Every now and then one is gifted with an experience that expands one’s perspective and changes just a little bit the way the world appears. My recent trip to La Paz to visit Kaya was one such experience for me. My wife Amanda and I spent a week in La Paz, seeing the city and soaking in the wonderful work that the Kaya staff are doing. Led by the Program Director in La Paz, Ximena Alarcon, and Kaya Board Chair, John Eggen, throughout the course of the week we were able to see and experience the range of work carried out by Kaya.
Two experiences from this week in particular sat deeply with me and led to greater reflection: spending time with the boys in the residential homes and visiting the streets of El Alto, where many of the homeless children served by Kaya originate.
After some time acclimating to the city and visiting the Kaya Center, we paid two visits to the residential homes for boys. Overlooking La Paz from the outskirts, here the boys are able to experience not only shelter and security, but also the nourishment that comes from family life. Immediately upon our arrival I was moved by the sense of comfort and peace that was evident among the boys. From the simple ways they laughed at the lunch table, played outside for hours, or proudly showed us around the houses, it was clear that this isn’t just a residence for these boys, it is home. Here they are given not only shelter and security, but also guidance from the family in residence and new “brothers” to grow up and develop with, in many ways like siblings.
The Kaya boys’ homes The boys playing soccer
The results of this support over time were exemplified in a Kaya graduation ceremony one night following a visit to the boys’ homes. Cesar, now in his early twenties, left the streets eight years ago to live with Kaya in the Residential Program. Kaya supported him as he matured, completed school, attended university, and recently secured a position as a consultant with a major international firm. During the graduation ceremony stories were shared from his teenage years to the present, and he was given an emotional sendoff by the staff. All of the other boys were in attendance, and Ximena told them that she looks forward to one day having this ceremony for each of them.
Cesar (in the checkered shirt) at his graduation
On the Streets of El Alto
The other poignant experience of the trip for me was time spent on the streets of El Alto. Positioned high on a plateau overlooking La Paz, El Alto is both more populous and more chaotic. Here there are two million generally poor people squeezed into a small space with very little government oversight, resulting in high crime, drug use, and prostitution. This is also where many of the homeless children either begin living on the streets or eventually end up.

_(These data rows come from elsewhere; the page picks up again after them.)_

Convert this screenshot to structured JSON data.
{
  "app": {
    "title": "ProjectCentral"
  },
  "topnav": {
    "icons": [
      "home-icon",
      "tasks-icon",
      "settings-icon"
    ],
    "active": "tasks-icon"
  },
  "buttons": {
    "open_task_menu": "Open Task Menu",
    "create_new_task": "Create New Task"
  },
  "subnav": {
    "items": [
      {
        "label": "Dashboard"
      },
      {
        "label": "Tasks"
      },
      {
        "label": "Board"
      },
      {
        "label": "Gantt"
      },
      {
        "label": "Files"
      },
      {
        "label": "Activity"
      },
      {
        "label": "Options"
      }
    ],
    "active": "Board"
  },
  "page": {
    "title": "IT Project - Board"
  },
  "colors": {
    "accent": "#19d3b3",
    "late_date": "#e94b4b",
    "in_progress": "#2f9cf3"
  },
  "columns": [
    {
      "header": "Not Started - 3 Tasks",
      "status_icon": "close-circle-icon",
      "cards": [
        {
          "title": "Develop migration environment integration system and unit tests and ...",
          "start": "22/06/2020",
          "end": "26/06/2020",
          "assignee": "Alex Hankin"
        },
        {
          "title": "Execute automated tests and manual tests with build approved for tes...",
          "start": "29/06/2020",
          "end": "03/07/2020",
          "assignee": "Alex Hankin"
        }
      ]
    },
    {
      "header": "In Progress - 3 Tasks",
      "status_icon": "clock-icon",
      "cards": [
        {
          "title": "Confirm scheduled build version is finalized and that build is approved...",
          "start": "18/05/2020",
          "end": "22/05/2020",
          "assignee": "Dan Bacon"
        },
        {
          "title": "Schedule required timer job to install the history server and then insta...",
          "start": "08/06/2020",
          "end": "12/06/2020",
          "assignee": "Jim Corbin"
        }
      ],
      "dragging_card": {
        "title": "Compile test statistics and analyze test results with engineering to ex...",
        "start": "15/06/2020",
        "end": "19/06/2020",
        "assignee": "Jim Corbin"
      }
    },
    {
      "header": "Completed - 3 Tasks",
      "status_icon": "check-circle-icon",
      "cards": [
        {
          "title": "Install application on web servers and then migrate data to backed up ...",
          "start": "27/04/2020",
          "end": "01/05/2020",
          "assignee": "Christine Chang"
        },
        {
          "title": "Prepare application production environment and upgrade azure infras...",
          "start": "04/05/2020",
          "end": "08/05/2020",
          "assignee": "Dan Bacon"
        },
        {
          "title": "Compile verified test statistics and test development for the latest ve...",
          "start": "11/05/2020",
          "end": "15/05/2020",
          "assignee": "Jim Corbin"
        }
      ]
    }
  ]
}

We visited El Alto twice, once during the day and again during the middle of the night. During both visits, we looped through the city checking the places where homeless children tend to take shelter. During our first trip in the daytime, after stopping at a few places we visited an arcade that is popular among the children. Just outside, sitting under a vendor’s counter, were two young homeless girls.
The girls were crouched down with their knees pulled up looking sullen. Both were dirty and disheveled but otherwise could have been any other young girls. Compared to other experiences with homeless children, these girls struck me as looking particularly sad and vulnerable. Everything about them, from their messed-up hair to their bent-over posture, seemed to convey hopelessness. What the details of their lives are like, day to day out there on the street, I struggle to visualize.
A picture of the girls outside the arcade, taken discreetly by John Eggen
Our second visit to El Alto took place late at night. Once again we looped through the city, checking the popular shelter locations. After a little while we encountered a young girl named Josefin.
On one of the more crowded streets we saw a small figure curled up on the floor of an ATM booth. John approached with Carla, Kaya’s Outreach Lead, and quietly knocked on the door. At first she wouldn’t speak, but gently and persistently they coaxed out some words, including her name and age. She was thirteen, and she had been staying here for "a while" - this ATM booth was her spot at night. At one point she stepped out onto the street momentarily, and I was shocked by how small and thin she was - she looked more like eight than thirteen. The thought of someone so young and fragile out on that street every night alone gave me chills.
Josefin in her ATM shelter
Reflecting on these experiences, I am struck by the contrast between the two encounters: on the one hand, the experience of the peace and joy of the boys’ homes and on the other, the harsh environment for these young girls on the streets. While Kaya does what it can to support girls like Josefin, it is currently unable to provide them with the safety, shelter and family support of a residential program. This contrast brought home to me the importance of developing such a Residential Program for Girls, so that Kaya can offer girls like these another alternative to life on the streets just as it does for so many boys, one in which they can be little girls again: have some peace and security, go to school and play, and make goals that they can hope to achieve.